My senior year in high school, Child World ran into massive financial difficulties, much like Toys R Us has now. I got the call one day to let me know I’d been let go. I innocently thought it was because I called in sick one time after spending the weekend painting my parents’ addition ceiling with my Grandpa (I honestly was extremely sore and very tired), but looking back now, I know I would have been let go either way because it was something much larger than that.

The walk of shame to get my last paycheck was horrible. It was even more conflicting when they called me to help with stocktake or packing up the store towards the end of its life. After a lot of inner turmoil — I was still very hurt but still very new to being employed — I did go in and help. Half the shelves were bare and it was soul-destroying to see the once-vibrant toy store so empty. (I even had nightmares about it for a long time.) We scrounged together money and had a Last Supper together, past and present employees who were gathered there, and it was sombre but heartening as well. We had been a family of sorts, and I never remember any disagreements or office politics.

From memory, once the place closed, it sat empty for a while until it started suffering the same fate as its smaller neighbor in the buildling: rotating tenants. Eventually it was torn down and a Home Depot was built there, which stands there still to this day.
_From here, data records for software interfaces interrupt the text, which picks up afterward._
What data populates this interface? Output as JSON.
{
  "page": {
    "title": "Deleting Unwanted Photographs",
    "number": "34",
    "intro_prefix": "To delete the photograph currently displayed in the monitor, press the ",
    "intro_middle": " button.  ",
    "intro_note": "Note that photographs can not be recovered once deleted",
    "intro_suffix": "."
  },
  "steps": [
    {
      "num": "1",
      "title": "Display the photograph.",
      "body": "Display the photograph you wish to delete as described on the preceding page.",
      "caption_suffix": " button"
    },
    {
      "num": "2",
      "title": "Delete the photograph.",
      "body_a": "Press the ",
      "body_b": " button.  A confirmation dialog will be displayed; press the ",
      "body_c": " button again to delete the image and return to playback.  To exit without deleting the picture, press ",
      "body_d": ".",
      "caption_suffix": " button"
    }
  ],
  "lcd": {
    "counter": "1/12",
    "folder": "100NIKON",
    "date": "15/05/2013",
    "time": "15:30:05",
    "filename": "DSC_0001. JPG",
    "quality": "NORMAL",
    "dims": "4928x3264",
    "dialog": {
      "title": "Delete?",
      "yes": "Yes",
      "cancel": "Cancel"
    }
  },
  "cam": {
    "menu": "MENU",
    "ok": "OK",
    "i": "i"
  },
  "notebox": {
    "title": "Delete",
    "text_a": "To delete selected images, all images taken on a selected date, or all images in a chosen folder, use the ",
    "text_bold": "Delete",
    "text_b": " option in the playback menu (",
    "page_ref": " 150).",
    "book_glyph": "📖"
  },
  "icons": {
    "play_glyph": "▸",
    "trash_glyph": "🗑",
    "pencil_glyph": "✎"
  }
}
It was an interesting and good time in my life. It was my first job, but it also was a dream come true to emerge into adulthood working in a toy store, and I would not have exchanged the experience for anything else.

After my Child World closed — store number 76, and I think I was employee 31 — Toys R Us opened up a store on Rand Road in Arlington Heights not soon thereafter. Some of my colleages, none of who were in high school any more, migrated to that store, but whenever I visited, it wasn’t the same feeling and vibe as Child World. And, to be honest, I was a bit bitter about it. Losing your first job, much like your first love, is a memorable experience in that bittersweet kind of way.

So, to those who have lost their jobs: I’m sorry. And goodbye, Toys R Us, and thanks for the memories.